BILLINGS — The Montana Brewing Company (aka Brew Pub) celebrated 25 years of good food, great times, and award winning craft beer by giving away a free pint glass and beer to fill it with to everyone from 5-8 p.m. Wednesday.
The Montana Brewing Co. has a lot to brag about: it's the first brewery in Montana to serve food, first to serve sweet potato fries in Billings, and has the most beer awards of any brewery in the state.
Brew Pub co-owner Sean Graves said his brewery helped start the proliferation of craft breweries across the state. The Brew Pub was the third craft brewery in Montana, behind Bayern Brewing and Big Sky Brewing, both located in Missoula.
“This was the first brew pub in Montana that had food, liquor and craft beer," Graves said. "We were the third brewery that kind of started a revitalization of the industry. There were a lot of breweries in the '40s and '50s all over Montana. It kind of went away for awhile, but then they came back. This was the third brewery that was started up and now I think the number is around 100.”
Billings is now home to eight breweries, two distilleries and one cider house, along with a brewery in Laurel, High Plains Brewing.
Graves said the old breweries business fell off in the '60s or '70s. During this time, people were mostly drinking domestic lagers and light beers. Graves credits part of the craft brew revolution to people getting tired of lite beers that were first introduced in the '80s. People were looking for something different.
"If you went to a store in 1990, that would be all they offer is a domestic lager," Graves said. "You would never see anything craft. The people in Denver really got things going by offering some stouts and some ambers and some wheats.
Montana Brewing Co. has brewed about 50 different types of beer and served about 1.1 million pints over its lifetime. Graves said the White Tail Wheat beer has been consistently sold over 25 years and is a crowd favorite. But tastes are constantly changing.
“People just really enjoy the wheat beer," Graves said. "I think that when the craft brew thing started in Billings, you saw people going with a lighter style because they weren’t accustomed to the pales and the stouts. When the market opened, it was a lot of our golden ale and the wheat beer. Now it’s really shifted to where a lot of the beer drinkers palates have converted to IPAs and the bitter stouts.”
The Brew Pub has won an award at every major festival in the world for the White Tail Wheat brew, Graves said.
The downtown Billings breweries also served to jump start downtown Billings revitalization in the late '90s and mid-aughts.

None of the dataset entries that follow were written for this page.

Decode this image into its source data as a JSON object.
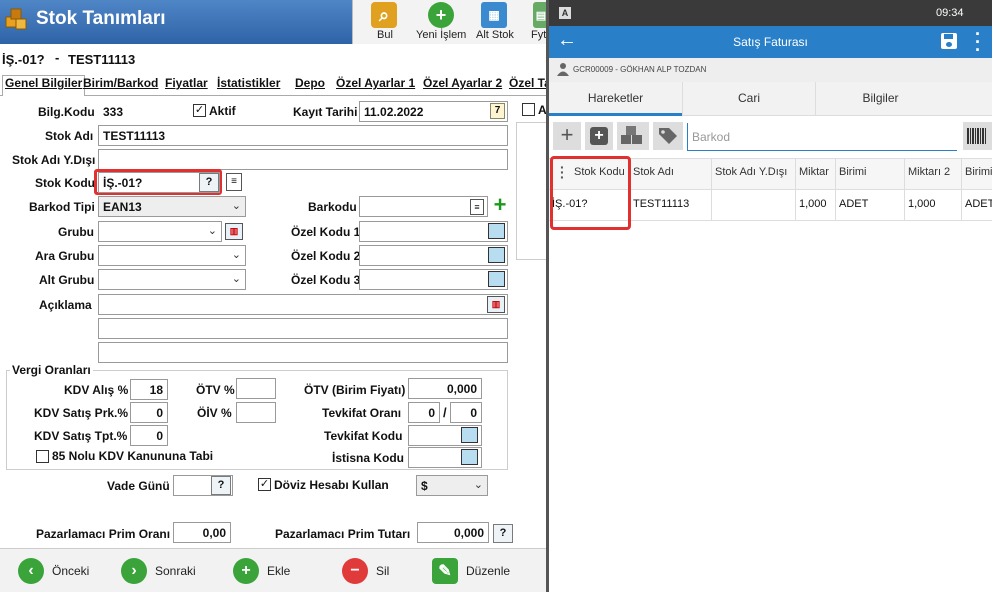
{
  "win": {
    "title": "Stok Tanımları"
  },
  "toolbar": {
    "bul": "Bul",
    "yeni": "Yeni İşlem",
    "alt": "Alt Stok",
    "fy": "Fyt"
  },
  "header": {
    "code": "İŞ.-01?",
    "sep": "-",
    "name": "TEST11113"
  },
  "tabs": [
    "Genel Bilgiler",
    "Birim/Barkod",
    "Fiyatlar",
    "İstatistikler",
    "Depo",
    "Özel Ayarlar 1",
    "Özel Ayarlar 2",
    "Özel Ta"
  ],
  "form": {
    "bilgkodu_lbl": "Bilg.Kodu",
    "bilgkodu": "333",
    "aktif": "Aktif",
    "aktif_mark": "✓",
    "kayit_lbl": "Kayıt Tarihi",
    "kayit": "11.02.2022",
    "cal_day": "7",
    "stokadi_lbl": "Stok Adı",
    "stokadi": "TEST11113",
    "ydisi_lbl": "Stok Adı Y.Dışı",
    "ydisi": "",
    "stokkodu_lbl": "Stok Kodu",
    "stokkodu": "İŞ.-01?",
    "q": "?",
    "barkodtipi_lbl": "Barkod Tipi",
    "barkodtipi": "EAN13",
    "barkodu_lbl": "Barkodu",
    "grubu_lbl": "Grubu",
    "aragrubu_lbl": "Ara Grubu",
    "altgrubu_lbl": "Alt Grubu",
    "oz1_lbl": "Özel Kodu 1",
    "oz2_lbl": "Özel Kodu 2",
    "oz3_lbl": "Özel Kodu 3",
    "aciklama_lbl": "Açıklama",
    "right_a": "A"
  },
  "vergi": {
    "title": "Vergi Oranları",
    "kdv_alis_lbl": "KDV Alış %",
    "kdv_alis": "18",
    "kdv_prk_lbl": "KDV Satış Prk.%",
    "kdv_prk": "0",
    "kdv_tpt_lbl": "KDV Satış Tpt.%",
    "kdv_tpt": "0",
    "otv_lbl": "ÖTV %",
    "oiv_lbl": "ÖİV %",
    "otv_birim_lbl": "ÖTV (Birim Fiyatı)",
    "otv_birim": "0,000",
    "tevk_oran_lbl": "Tevkifat Oranı",
    "tevk1": "0",
    "slash": "/",
    "tevk2": "0",
    "tevk_kod_lbl": "Tevkifat Kodu",
    "istisna_lbl": "İstisna Kodu",
    "kanun": "85 Nolu KDV Kanununa Tabi"
  },
  "bottom": {
    "vade_lbl": "Vade Günü",
    "doviz": "Döviz Hesabı Kullan",
    "doviz_mark": "✓",
    "currency": "$",
    "prim_oran_lbl": "Pazarlamacı Prim Oranı",
    "prim_oran": "0,00",
    "prim_tutar_lbl": "Pazarlamacı Prim Tutarı",
    "prim_tutar": "0,000"
  },
  "footer": {
    "onceki": "Önceki",
    "sonraki": "Sonraki",
    "ekle": "Ekle",
    "sil": "Sil",
    "duzenle": "Düzenle"
  },
  "mobile": {
    "status_a": "A",
    "time": "09:34",
    "title": "Satış Faturası",
    "customer": "GCR00009 - GÖKHAN ALP TOZDAN",
    "tabs": [
      "Hareketler",
      "Cari",
      "Bilgiler"
    ],
    "search_placeholder": "Barkod",
    "cols": [
      "Stok Kodu",
      "Stok Adı",
      "Stok Adı Y.Dışı",
      "Miktar",
      "Birimi",
      "Miktarı 2",
      "Birimi"
    ],
    "row": [
      "İŞ.-01?",
      "TEST11113",
      "",
      "1,000",
      "ADET",
      "1,000",
      "ADET"
    ]
  }
}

“I used to remember looking out the window across the street where Doc Harper’s is, those windows were boarded up for about five years," Graves said. "When they started revitalizing this block and bringing things back, you can see all the walking traffic going by us. That’s what makes it really special because it’s the growth. And that’s what people want to see in their downtown.”
The Billings Chamber of Commerce took note of the Billings breweries in 2013 and leaned into Billings' beer drinking roots by creating a walkable brewery tour map to market to locals and tourists.

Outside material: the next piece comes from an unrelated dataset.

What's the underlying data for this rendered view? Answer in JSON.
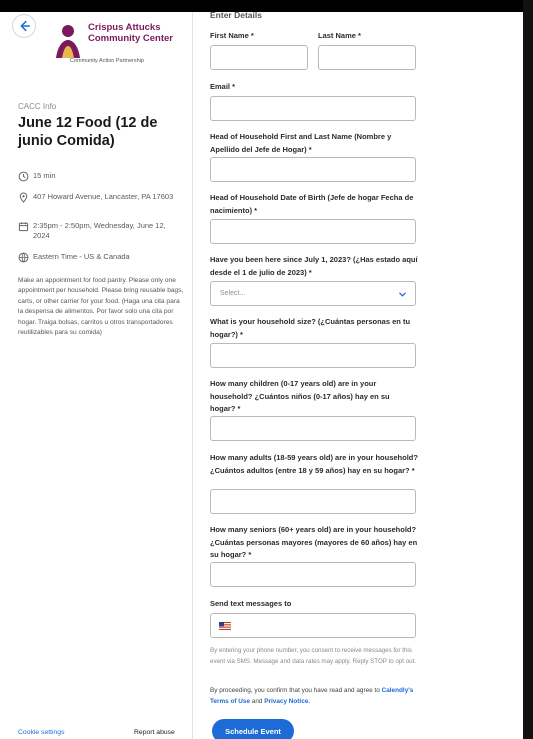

“We thought, 'what better way to market drinking beer then market it safely?' Where people can walk from one brewery to the next," said Ali Murnion, the Visit Billings leisure marketing manager.

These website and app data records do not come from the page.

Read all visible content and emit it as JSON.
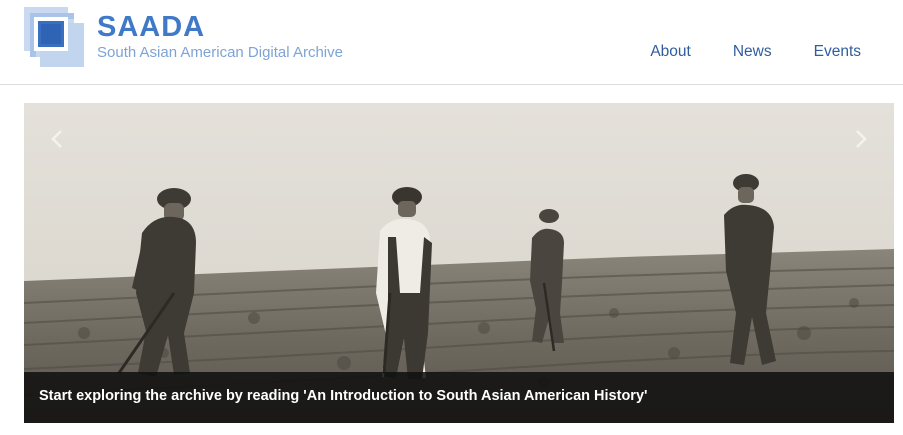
{
  "brand": {
    "title": "SAADA",
    "subtitle": "South Asian American Digital Archive"
  },
  "nav": {
    "items": [
      {
        "label": "About"
      },
      {
        "label": "News"
      },
      {
        "label": "Events"
      }
    ]
  },
  "carousel": {
    "caption": "Start exploring the archive by reading 'An Introduction to South Asian American History'",
    "prev_icon": "chevron-left-icon",
    "next_icon": "chevron-right-icon"
  },
  "colors": {
    "brand": "#3f79c8",
    "subtitle": "#7ea3d6",
    "nav": "#2f5d9e",
    "caption_bg": "#0f0f0f"
  }
}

Murnion said six breweries being within 1.5 miles of each other is a great asset to get people visiting Billings.
"It’s been really awesome," Murnion said. "We continually get requests from journalists and bloggers and vloggers to come here and shoot our brewery district. It really has become a really prized thing for us."
Graves said the eight Billings breweries are able to stay afloat because they each have something different to offer their customers.
“Everybody has found their niche and I think that’s what makes everybody successful is they are finding their customer that likes their product like that,” Graves said.